Supported by a grant from the National Endowment for the Humanities, the Center for the Study of the Presidency and Congress hosted events in fall 2010 and spring 2011 on Civility and the American Experience.

In November 2010, the Center hosted Dr. Susan Herbst, President of the University of Connecticut, at the Presidential Fellows Program Fall Leadership Conference.  Dr. Herbst spoke on her lastest book Rude Democracy, and advised the students participating in the Presidential Fellows Program on ways that schools and institutions of higher learning can work to increase civility among their student bodies.
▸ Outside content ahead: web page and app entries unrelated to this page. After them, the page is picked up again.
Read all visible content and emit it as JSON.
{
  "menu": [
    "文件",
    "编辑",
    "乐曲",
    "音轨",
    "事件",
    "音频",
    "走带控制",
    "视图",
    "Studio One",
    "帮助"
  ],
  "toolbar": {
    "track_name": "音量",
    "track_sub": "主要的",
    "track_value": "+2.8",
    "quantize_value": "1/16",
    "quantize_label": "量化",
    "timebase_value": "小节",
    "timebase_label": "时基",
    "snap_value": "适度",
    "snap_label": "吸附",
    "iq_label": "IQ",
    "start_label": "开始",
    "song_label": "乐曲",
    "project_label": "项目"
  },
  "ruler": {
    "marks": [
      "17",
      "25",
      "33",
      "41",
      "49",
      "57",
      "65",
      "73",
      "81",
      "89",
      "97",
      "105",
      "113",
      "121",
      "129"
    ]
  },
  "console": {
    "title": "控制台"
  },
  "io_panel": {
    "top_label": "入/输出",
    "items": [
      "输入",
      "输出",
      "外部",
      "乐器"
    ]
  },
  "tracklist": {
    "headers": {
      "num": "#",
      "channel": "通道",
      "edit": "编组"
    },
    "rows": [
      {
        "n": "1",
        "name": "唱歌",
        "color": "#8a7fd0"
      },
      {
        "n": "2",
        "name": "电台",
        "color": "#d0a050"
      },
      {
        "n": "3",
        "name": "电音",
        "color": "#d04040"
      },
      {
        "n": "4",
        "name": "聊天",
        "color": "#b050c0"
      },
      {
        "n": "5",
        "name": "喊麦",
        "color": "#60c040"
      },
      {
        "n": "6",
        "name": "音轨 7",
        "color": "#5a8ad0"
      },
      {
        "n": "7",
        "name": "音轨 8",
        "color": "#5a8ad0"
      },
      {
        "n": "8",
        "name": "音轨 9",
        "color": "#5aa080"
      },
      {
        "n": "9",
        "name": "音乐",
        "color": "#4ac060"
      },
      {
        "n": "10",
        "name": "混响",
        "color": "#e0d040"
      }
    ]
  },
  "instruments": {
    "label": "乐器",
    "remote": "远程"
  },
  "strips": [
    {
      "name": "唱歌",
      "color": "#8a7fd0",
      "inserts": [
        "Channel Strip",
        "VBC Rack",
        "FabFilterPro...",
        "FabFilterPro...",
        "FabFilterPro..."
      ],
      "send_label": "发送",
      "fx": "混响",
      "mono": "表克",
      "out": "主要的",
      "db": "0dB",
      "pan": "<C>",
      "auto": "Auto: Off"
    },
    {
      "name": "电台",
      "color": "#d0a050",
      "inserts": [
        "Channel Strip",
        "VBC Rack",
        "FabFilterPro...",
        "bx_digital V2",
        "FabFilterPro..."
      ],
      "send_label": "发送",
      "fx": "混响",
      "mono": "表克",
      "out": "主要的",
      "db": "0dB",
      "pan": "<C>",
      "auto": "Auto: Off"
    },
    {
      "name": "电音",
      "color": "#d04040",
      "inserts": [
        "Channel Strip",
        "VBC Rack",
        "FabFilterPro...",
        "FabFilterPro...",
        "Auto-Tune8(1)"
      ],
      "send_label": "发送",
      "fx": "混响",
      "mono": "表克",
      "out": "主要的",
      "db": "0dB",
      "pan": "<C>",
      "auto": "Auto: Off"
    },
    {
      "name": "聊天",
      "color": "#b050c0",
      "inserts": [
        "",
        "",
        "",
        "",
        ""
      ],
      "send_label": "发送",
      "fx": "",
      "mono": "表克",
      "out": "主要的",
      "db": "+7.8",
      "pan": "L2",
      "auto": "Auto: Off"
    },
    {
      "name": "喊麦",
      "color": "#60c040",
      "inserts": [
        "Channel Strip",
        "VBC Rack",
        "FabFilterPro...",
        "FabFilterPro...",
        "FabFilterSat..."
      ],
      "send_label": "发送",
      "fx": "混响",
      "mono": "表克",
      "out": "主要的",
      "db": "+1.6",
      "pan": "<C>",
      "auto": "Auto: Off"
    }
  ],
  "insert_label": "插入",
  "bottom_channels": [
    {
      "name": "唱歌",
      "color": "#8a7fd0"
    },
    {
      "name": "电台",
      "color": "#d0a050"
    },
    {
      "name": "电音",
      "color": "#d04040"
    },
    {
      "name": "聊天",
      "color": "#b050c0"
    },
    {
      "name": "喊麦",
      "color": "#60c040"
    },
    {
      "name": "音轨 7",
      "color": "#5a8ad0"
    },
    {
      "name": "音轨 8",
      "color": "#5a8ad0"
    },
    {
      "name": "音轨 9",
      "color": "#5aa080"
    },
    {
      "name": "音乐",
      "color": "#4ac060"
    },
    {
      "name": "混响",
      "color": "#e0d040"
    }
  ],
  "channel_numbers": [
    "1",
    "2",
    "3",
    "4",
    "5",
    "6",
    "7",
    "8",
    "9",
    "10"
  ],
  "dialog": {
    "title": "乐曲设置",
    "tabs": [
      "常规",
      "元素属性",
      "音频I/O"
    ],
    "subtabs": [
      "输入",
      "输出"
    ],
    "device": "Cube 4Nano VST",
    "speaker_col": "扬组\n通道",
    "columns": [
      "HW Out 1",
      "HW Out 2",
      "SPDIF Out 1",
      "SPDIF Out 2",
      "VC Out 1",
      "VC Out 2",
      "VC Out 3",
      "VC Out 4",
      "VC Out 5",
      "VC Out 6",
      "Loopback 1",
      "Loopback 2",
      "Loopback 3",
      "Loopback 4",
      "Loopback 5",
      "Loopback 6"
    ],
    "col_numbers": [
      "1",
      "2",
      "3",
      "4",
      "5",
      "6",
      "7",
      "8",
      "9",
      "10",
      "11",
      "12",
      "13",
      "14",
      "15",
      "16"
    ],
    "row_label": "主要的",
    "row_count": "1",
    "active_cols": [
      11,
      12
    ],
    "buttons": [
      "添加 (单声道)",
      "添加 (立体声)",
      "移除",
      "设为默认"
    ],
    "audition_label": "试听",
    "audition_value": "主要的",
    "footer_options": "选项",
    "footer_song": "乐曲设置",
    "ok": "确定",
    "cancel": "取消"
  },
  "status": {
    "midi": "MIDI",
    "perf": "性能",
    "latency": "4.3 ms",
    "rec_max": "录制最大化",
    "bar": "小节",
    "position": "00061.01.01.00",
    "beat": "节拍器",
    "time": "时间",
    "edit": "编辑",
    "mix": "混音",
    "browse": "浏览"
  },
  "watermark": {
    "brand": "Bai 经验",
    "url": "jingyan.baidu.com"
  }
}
Video of her lecture can be found here:

http://www.youtube.com/user/CSPresidencyCongress#p/u/4/EQaWEKO8hR0

On February 24, 2011, the Center held a one-day conference which brought together prominent historians and experts to discuss civility and its historical role in American politics.  The conference roundtables focused on American history from the country’s founding through the Civil War, and participants discussed the Constitutional Convention, President George Washington’s First Term, the Compromises of 1820 and 1850, and President Abraham Lincoln’s Second Inaugural Address. 

The keynote address on civility in the history of the Congress was given by Dr. Donald Ritchie, Historian of the United States Senate.  The roundtables were led by Mr. David Stewart, Mr. Jim Rees, Dr. David Heidler, Dr. Jeanne Heidler, and Dr. David Abshire.

Dr. David Abshire delivered the annual Phi Beta Kappa Guest Scholar Lecture at George Washington University on October 13, 2011, and based his remarks on the subjects discussed at the February conference.  A transcript of Dr. Abshire's lecture can be found here:

Washington_Clay_and_Lincoln_Phi_Beta_Kappa_Lecture.pdf